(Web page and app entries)
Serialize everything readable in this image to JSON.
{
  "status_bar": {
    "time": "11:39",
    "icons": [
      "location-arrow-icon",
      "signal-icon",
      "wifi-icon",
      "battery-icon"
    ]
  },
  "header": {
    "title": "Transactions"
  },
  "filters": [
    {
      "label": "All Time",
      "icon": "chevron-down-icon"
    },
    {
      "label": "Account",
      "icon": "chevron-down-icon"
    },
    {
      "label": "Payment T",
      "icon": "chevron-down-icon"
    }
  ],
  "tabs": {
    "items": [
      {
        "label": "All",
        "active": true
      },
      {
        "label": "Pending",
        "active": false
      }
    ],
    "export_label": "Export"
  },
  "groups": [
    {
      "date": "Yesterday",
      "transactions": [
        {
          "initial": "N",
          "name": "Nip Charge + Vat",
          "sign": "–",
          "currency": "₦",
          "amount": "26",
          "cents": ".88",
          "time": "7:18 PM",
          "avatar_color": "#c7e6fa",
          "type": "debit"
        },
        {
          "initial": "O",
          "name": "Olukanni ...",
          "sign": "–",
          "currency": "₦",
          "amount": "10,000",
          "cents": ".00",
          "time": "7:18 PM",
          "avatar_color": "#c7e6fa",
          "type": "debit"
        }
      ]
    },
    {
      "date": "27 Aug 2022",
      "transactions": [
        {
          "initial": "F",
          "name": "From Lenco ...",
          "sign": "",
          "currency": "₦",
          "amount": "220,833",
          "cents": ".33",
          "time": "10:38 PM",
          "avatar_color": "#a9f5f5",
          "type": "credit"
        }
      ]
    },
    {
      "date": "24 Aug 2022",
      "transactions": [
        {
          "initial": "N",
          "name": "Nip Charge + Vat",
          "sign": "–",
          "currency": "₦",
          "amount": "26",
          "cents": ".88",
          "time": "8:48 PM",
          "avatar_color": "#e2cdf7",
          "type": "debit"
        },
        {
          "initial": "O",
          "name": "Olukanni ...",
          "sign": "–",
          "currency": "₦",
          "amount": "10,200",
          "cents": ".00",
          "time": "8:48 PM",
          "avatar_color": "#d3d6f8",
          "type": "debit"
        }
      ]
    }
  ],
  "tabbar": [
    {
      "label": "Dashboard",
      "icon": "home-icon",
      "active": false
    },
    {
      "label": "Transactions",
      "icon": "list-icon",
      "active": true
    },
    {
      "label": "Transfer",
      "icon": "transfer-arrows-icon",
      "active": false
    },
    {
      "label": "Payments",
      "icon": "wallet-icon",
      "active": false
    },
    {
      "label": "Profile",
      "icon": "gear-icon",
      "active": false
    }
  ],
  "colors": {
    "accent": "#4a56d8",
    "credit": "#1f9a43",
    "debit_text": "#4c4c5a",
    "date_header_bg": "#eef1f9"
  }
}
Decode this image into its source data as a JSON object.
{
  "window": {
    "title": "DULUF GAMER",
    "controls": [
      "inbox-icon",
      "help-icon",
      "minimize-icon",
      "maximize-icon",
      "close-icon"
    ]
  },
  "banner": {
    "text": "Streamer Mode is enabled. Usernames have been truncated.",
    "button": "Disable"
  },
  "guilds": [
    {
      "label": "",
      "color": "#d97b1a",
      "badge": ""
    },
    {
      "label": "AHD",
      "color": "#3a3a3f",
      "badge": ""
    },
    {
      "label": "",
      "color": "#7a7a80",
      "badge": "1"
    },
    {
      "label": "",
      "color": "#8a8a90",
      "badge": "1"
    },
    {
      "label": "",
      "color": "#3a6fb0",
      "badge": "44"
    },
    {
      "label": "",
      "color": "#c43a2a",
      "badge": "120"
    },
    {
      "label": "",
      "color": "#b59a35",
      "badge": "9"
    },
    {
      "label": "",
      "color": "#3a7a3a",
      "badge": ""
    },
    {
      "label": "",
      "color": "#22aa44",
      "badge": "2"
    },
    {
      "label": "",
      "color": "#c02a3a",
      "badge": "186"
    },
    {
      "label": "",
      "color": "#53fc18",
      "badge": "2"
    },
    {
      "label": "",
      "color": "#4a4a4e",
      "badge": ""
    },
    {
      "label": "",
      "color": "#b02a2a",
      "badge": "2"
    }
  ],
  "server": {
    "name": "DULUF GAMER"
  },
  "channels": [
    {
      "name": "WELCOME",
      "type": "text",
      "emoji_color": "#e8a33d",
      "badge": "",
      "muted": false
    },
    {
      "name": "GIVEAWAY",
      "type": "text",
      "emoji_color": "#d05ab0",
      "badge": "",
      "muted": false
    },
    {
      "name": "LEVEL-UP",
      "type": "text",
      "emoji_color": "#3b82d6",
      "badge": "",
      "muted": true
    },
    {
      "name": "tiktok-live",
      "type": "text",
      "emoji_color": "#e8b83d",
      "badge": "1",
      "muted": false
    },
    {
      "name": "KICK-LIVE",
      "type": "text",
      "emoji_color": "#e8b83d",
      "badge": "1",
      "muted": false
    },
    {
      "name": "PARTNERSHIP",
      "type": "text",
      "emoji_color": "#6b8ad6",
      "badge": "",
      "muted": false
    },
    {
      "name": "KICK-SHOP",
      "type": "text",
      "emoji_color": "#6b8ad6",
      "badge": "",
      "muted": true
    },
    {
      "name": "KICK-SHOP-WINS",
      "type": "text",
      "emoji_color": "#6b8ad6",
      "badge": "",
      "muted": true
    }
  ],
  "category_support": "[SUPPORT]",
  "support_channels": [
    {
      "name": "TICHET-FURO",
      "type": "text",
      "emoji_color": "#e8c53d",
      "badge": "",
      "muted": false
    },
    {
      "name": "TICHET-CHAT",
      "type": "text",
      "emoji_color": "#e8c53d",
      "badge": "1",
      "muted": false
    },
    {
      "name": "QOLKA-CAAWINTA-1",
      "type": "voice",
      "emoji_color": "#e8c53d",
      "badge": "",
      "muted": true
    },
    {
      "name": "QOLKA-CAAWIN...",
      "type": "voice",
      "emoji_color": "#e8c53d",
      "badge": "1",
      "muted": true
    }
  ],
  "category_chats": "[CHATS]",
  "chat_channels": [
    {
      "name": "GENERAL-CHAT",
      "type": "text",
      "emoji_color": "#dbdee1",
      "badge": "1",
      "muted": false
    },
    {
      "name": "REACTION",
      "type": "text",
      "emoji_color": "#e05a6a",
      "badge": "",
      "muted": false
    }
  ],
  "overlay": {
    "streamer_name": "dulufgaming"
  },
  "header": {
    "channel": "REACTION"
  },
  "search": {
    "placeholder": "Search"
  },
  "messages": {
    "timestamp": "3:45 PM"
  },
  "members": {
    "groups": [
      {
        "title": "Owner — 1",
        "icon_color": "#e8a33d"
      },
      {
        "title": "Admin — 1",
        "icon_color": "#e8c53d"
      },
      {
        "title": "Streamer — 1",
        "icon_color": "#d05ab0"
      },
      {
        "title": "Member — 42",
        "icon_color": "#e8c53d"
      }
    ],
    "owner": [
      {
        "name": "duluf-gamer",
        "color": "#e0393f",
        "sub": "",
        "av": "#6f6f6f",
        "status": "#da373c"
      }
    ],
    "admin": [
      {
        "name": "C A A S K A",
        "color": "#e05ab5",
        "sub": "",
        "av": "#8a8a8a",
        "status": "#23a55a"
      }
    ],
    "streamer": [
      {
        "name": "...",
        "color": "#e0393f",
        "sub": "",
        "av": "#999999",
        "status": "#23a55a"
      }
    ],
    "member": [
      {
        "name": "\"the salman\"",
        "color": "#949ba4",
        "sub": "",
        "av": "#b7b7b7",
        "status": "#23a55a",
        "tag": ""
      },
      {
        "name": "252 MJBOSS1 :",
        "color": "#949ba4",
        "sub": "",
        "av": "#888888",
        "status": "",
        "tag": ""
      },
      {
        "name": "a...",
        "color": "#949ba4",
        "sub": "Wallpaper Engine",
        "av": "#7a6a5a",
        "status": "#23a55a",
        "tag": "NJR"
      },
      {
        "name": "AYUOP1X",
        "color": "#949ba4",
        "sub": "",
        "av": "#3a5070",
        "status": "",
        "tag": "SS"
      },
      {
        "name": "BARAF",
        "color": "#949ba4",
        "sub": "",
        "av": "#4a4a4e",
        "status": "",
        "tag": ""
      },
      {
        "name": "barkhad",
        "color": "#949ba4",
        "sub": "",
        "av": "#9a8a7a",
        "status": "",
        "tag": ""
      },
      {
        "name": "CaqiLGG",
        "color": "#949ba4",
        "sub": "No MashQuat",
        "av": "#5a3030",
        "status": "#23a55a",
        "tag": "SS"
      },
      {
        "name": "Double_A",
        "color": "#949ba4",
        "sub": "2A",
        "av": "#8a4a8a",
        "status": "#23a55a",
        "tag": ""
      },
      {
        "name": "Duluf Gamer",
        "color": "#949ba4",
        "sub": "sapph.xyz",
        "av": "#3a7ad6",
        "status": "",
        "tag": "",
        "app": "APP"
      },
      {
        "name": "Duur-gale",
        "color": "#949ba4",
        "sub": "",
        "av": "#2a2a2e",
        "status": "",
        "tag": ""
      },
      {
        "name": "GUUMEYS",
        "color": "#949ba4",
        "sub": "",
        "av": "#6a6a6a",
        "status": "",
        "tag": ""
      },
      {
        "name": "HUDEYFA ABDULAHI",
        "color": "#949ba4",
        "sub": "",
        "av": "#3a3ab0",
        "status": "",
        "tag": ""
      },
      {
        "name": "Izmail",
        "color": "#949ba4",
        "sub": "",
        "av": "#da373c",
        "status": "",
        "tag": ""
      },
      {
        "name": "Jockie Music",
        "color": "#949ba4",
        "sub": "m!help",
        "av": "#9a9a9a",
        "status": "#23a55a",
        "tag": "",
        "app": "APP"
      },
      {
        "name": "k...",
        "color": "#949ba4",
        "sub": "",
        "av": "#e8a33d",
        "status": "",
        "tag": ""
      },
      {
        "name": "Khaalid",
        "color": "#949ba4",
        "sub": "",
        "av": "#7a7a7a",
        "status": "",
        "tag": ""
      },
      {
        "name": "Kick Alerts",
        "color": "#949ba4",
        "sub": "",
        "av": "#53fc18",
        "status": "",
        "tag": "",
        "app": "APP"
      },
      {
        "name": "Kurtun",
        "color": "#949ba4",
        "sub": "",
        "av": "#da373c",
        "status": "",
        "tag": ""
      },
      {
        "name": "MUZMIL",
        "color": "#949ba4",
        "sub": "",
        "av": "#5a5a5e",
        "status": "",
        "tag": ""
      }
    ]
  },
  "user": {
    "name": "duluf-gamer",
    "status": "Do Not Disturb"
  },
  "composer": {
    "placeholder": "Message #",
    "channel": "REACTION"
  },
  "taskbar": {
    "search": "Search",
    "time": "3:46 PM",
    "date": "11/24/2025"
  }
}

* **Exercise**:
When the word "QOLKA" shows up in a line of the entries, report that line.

* **Final answer**:
      "name": "QOLKA-CAAWINTA-1",
      "name": "QOLKA-CAAWIN...",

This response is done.